We started trying to seriously estimate how much work we could do in a week at work recently. We used an estimate of 55 work hours in the week. I try hard to keep normal office hours (home by 6:30), but I often work at home some in the evenings and on the weekends, so I didn’t really know how many hours I work in a week. Out of curiousity more than anything else, this past week I kept track: I worked 53½ hours.
Maureen has also been wondering about whether she is working hard enough. By her rule of thumb (you are working hard enough if you think about work when you are doing other things), I am working plenty hard.
Something I could learn from Damien: not working when it is not productive. When we worked together, he had an amazing ability to get up from his desk in the middle of the day and say, “Yeah, I’m not getting anything done, I’m going to go shoot some hoops,” and leave. I was his manager at the time, and there was a general anxiety among my managers that not enough was getting done. So the few times he did this, I was both impressed and annoyed at the same time (they say the essence of management is being able to keep two conflicting thoughts in your head at once).
Damien was one of the more productive engineers, and we’ve all had times when nothing was flowing. Leaving was probably the best thing to do, but it didn’t make casual observers think, “There’s a productive engineer!” Of course, casual observation is not the way to gauge if someone is productive, but it doesn’t stop people from doing it. The other engineer reporting to me at the time was Nosh, a smart guy who had the habit of taking a nap after lunch, another habit which helped productivity, but didn’t look it.

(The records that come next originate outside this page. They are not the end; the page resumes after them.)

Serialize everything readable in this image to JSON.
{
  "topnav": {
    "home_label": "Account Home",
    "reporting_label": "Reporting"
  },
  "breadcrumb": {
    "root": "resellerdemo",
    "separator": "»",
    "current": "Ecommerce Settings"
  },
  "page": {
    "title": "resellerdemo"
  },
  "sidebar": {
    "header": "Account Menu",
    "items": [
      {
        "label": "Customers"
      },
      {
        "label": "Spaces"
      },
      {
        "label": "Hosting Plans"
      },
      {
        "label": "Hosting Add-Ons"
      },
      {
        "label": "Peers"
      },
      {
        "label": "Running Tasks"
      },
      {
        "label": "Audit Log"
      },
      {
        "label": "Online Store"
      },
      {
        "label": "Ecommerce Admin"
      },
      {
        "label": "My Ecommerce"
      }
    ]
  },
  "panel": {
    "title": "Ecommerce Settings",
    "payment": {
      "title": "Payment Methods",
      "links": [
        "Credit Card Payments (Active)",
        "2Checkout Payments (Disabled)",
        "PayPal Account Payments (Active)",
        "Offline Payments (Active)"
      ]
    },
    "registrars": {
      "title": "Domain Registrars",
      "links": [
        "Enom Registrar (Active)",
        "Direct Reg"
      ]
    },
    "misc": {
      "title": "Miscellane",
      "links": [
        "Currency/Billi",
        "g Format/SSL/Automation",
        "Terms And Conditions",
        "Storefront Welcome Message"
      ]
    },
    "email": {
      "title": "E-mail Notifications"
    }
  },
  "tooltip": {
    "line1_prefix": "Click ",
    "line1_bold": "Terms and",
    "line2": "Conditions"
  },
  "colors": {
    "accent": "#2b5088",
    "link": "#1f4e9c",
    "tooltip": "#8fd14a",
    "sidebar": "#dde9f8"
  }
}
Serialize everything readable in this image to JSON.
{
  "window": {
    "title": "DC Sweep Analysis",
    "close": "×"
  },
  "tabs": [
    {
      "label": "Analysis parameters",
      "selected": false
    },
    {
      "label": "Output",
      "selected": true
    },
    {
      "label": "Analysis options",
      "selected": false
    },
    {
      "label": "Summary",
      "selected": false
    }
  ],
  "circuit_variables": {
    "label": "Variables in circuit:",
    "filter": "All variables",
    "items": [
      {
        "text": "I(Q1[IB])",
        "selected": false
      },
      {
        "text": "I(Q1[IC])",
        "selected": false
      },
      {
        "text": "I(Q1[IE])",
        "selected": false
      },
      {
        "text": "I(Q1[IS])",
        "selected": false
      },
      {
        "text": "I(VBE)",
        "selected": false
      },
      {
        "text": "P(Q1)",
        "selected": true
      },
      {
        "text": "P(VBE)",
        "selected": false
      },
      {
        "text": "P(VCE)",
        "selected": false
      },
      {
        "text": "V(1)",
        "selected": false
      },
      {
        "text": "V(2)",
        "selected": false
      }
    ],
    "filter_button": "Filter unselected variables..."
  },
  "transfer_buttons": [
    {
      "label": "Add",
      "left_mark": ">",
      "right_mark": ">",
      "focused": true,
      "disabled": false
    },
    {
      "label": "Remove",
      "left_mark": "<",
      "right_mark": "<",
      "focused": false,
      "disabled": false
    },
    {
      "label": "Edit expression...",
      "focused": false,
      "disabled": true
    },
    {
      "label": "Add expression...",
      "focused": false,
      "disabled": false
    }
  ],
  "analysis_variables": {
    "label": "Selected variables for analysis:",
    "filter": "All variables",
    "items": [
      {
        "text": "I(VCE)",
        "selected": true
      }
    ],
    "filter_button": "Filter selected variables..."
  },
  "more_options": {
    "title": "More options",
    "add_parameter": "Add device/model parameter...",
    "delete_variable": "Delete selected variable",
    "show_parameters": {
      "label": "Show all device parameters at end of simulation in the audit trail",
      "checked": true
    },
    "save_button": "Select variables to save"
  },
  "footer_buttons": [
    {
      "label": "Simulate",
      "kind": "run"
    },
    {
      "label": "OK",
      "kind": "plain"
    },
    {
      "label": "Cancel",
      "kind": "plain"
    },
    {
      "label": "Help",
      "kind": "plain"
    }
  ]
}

I now find myself as engineering manager, a position in which I will have to gauge others’ (and my own) productivity. My engineers are another challenging bunch, by which I mean, they are people. The longer I work at writing software, the more I come to appreciate that people are the hardest thing to figure out.